Overland Park has more than 70 miles of streams and rivers. It runs through multiple watersheds.

A watershed is an area of land in which all water, including rainwater, drains to a common waterway, like a nearby creek, river or lake.

Homes and businesses in Overland Park are part of the Turkey Creek and Blue River watersheds. Camp Creek, Wolf Creek, Coffee Creek, Tomahawk Creek, and Indian Creek in Overland Park flow into the Blue River.

Healthy Yards

Taking simple steps in your yard can improve water quality. Help keep Overland Park’s landscape both beautiful and healthy by

Stormwater Runoff

As stormwater runoff flows over land and impervious surfaces, it picks up sediment, contaminants, litter, nutrients, and other pollutants which then discharge, untreated, into the waterways within Overland Park.

Unmanaged stormwater could adversely affect these waterways by causing water pollution, stream bank erosion, and even flooding.

You can prevent stormwater pollution by following basic sustainability best practices around your home.

National Pollution Discharge Elimination System

Water pollution degrades surface waters making them unsafe for drinking, fishing, swimming and other activities.

Overland Park minimizes stormwater runoff impact by implementing best management practices.
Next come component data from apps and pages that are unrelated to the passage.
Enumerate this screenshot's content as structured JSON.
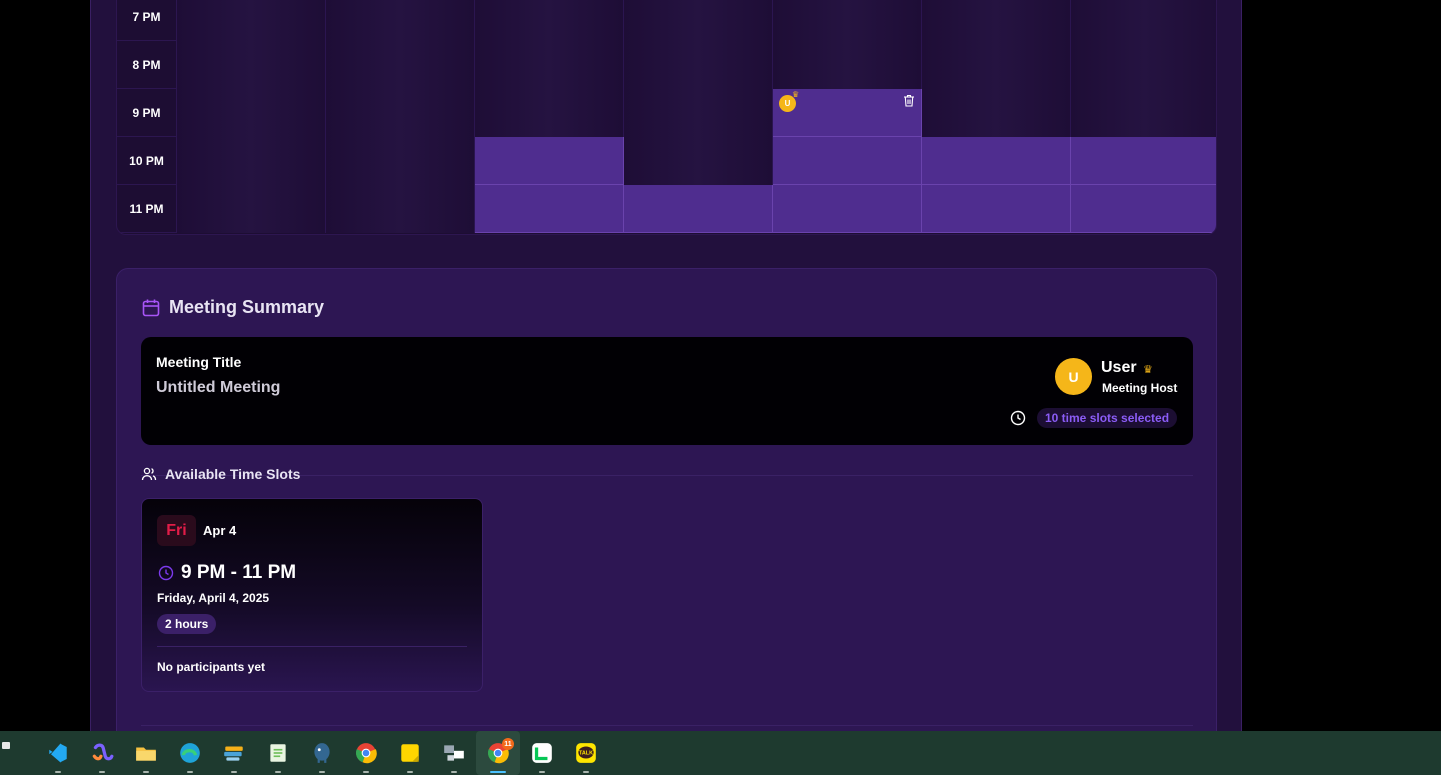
{
  "schedule": {
    "rows": [
      {
        "time": "7 PM",
        "cells": [
          false,
          false,
          false,
          false,
          false,
          false,
          false
        ]
      },
      {
        "time": "8 PM",
        "cells": [
          false,
          false,
          false,
          false,
          false,
          false,
          false
        ]
      },
      {
        "time": "9 PM",
        "cells": [
          false,
          false,
          false,
          false,
          true,
          false,
          false
        ]
      },
      {
        "time": "10 PM",
        "cells": [
          false,
          false,
          true,
          false,
          true,
          true,
          true
        ]
      },
      {
        "time": "11 PM",
        "cells": [
          false,
          false,
          true,
          true,
          true,
          true,
          true
        ]
      }
    ],
    "slot_avatar_initial": "U"
  },
  "summary": {
    "heading": "Meeting Summary",
    "meeting_title_label": "Meeting Title",
    "meeting_title": "Untitled Meeting",
    "host": {
      "initial": "U",
      "name": "User",
      "role": "Meeting Host"
    },
    "slots_selected": "10 time slots selected",
    "available_heading": "Available Time Slots",
    "slot_card": {
      "day": "Fri",
      "date_short": "Apr 4",
      "time_range": "9 PM - 11 PM",
      "date_long": "Friday, April 4, 2025",
      "duration": "2 hours",
      "participants": "No participants yet"
    }
  },
  "taskbar": {
    "apps": [
      {
        "name": "vscode-icon",
        "color": "#23a9f2"
      },
      {
        "name": "copilot-icon",
        "color": "#7b61ff"
      },
      {
        "name": "file-explorer-icon",
        "color": "#f6c140"
      },
      {
        "name": "edge-icon",
        "color": "#1fa3d8"
      },
      {
        "name": "app-icon",
        "color": "#4aa3d8"
      },
      {
        "name": "notepad-icon",
        "color": "#6fbf5a"
      },
      {
        "name": "postgres-icon",
        "color": "#336791"
      },
      {
        "name": "chrome-icon",
        "color": "#4285f4"
      },
      {
        "name": "sticky-notes-icon",
        "color": "#ffd600"
      },
      {
        "name": "network-icon",
        "color": "#9aa7b3"
      },
      {
        "name": "chrome-dev-icon",
        "color": "#4285f4",
        "badge": "11"
      },
      {
        "name": "line-icon",
        "color": "#06c755"
      },
      {
        "name": "kakaotalk-icon",
        "color": "#fee500"
      }
    ]
  }
}
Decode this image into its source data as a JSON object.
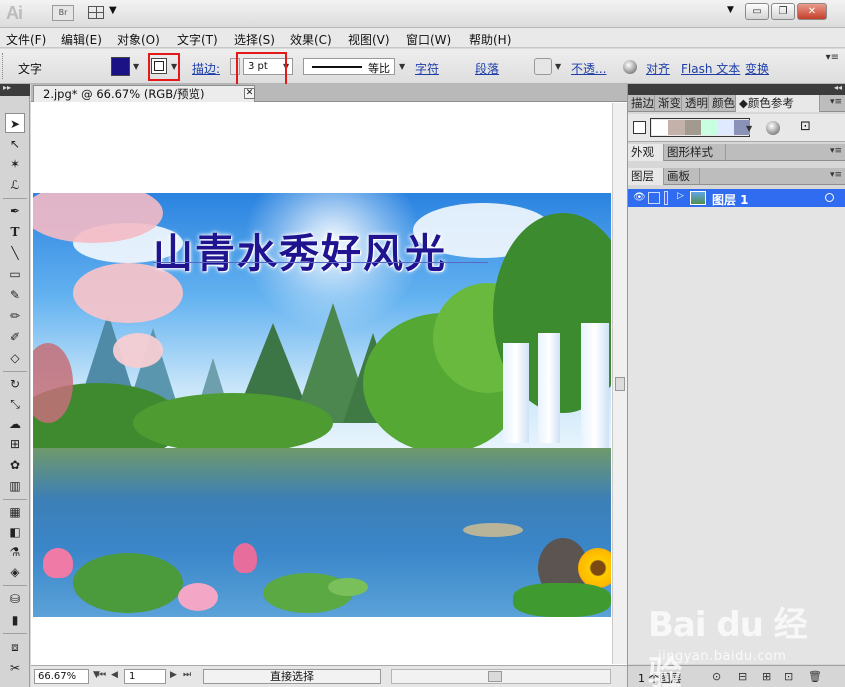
{
  "app": {
    "logo": "Ai",
    "bridge_label": "Br"
  },
  "window_controls": {
    "minimize": "▭",
    "restore": "❐",
    "close": "✕"
  },
  "menu": [
    "文件(F)",
    "编辑(E)",
    "对象(O)",
    "文字(T)",
    "选择(S)",
    "效果(C)",
    "视图(V)",
    "窗口(W)",
    "帮助(H)"
  ],
  "control_bar": {
    "tool_label": "文字",
    "fill_color": "#1a1285",
    "stroke_label": "描边:",
    "stroke_weight": "3 pt",
    "stroke_profile": "等比",
    "character_link": "字符",
    "paragraph_link": "段落",
    "opacity_link": "不透...",
    "align_link": "对齐",
    "flash_text_link": "Flash 文本",
    "transform_link": "变换"
  },
  "document": {
    "tab_title": "2.jpg* @ 66.67% (RGB/预览)",
    "tab_close": "✕",
    "artwork_title": "山青水秀好风光"
  },
  "status_bar": {
    "zoom": "66.67%",
    "page": "1",
    "status_text": "直接选择"
  },
  "tools": [
    "selection-tool",
    "direct-selection-tool",
    "magic-wand-tool",
    "lasso-tool",
    "pen-tool",
    "type-tool",
    "line-segment-tool",
    "rectangle-tool",
    "paintbrush-tool",
    "pencil-tool",
    "blob-brush-tool",
    "eraser-tool",
    "rotate-tool",
    "scale-tool",
    "warp-tool",
    "free-transform-tool",
    "symbol-sprayer-tool",
    "column-graph-tool",
    "mesh-tool",
    "gradient-tool",
    "eyedropper-tool",
    "blend-tool",
    "live-paint-bucket-tool",
    "live-paint-selection-tool",
    "artboard-tool",
    "slice-tool",
    "hand-tool",
    "zoom-tool"
  ],
  "panels": {
    "group1_tabs": [
      "描边",
      "渐变",
      "透明",
      "颜色",
      "颜色参考"
    ],
    "group2_tabs": [
      "外观",
      "图形样式"
    ],
    "group3_tabs": [
      "图层",
      "画板"
    ],
    "guide_colors": [
      "#ffffff",
      "#c4b2aa",
      "#a39a8f",
      "#c9ffe1",
      "#dfe9ff",
      "#8b92b8"
    ],
    "layers": [
      {
        "name": "图层 1",
        "color": "#4b62ff"
      }
    ],
    "layer_count": "1 个图层"
  },
  "watermark": {
    "logo": "Bai du 经验",
    "url": "jingyan.baidu.com"
  },
  "colors": {
    "highlight": "#e31919",
    "layer_selection": "#2f6cf0",
    "link": "#1d3ea8"
  }
}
These include:

  • developing a stormwater quality management plan
  • submitting an annual compliance report
  • maintaining compliance with the national pollution discharge elimination permit requirements.